They could hardly stop smiling as it became evident in the final moments that they would win against a team whose fans have long serenaded them with chants of “Not our rival.”
But Maryland's end-of-game celebration was muted. There were smiles and high-fives, but it was nothing like the joyous scene that unfolded when the Terps upset Duke in College Park last month and fans stormed the court.
“You have to expect to win,” Wells said. “When Duke wins, they don't celebrate that much.”
The building — about an hour's drive from Duke's campus — was full of Blue Devils fans. But as the game wound down, North Carolina's fans — in the arena because the Tar Heels were playing in the next game — joined in applauding the underdog Terps.
Maryland forward Charles Mitchell said the Terps are happy to be in an underdog role because “teams can downplay you.”
Duke lost in the ACC tournament quarterfinals for the first time since 1997. The Blue Devils had advanced to the final in the previous six ACC tournaments in Greensboro. But the last time the Blue Devils played in the building was in an upset loss to Lehigh in last season's NCAA tournament.
Maryland split a pair of regular season games with Duke. But both were played when Duke senior forward Ryan Kelly was sidelined with a foot injury.
Duke entered Friday's game with an 18-0 record when Kelly plays. In ending that streak, Maryland held Kelly to eight points. He missed all six of his 3-point attempts.
The Terps seemed animated early. Midway through the first half, Mitchell clapped his hands three times as he guarded Quinn Cook, who pulled up and missed a 3-pointer with Maryland ahead 17-10. Pe'Shon Howard did the same thing — three claps — playing defense later in the half.
The claps “just get us going, get us to lock in,” Howard said.
Maryland took a 65-52 lead on two free throws by Howard with 5:47 left.
Duke narrowed the deficit to 73-67 on a 3-pointer by Seth Curry with 2:33 left and then got to within five at 79-74. But the Blue Devils had to foul at the end, and the Terps converted their free throws.
Maryland may still need to win the ACC tournament to make the NCAA tournament via the league's automatic berth. But another win would probably get them back into the conversation for an at-large bid.

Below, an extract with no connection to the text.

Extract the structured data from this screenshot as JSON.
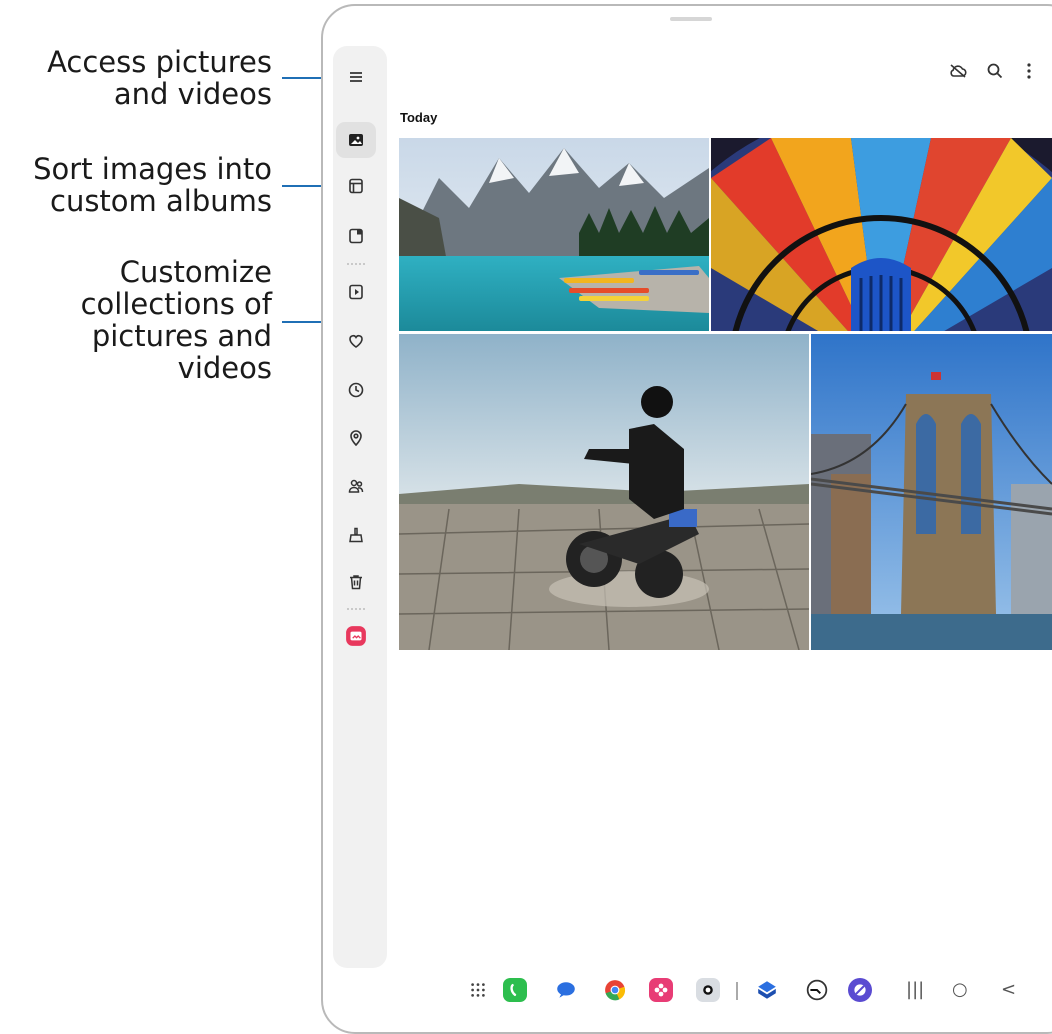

Before the game, Duke was considered in line for a No. 1 seed in the NCAA tourney.
“I didn't think we were hungry tonight,” Blue Devils coach Mike Krzyzewski said. “They're trying to survive, and they played like it.”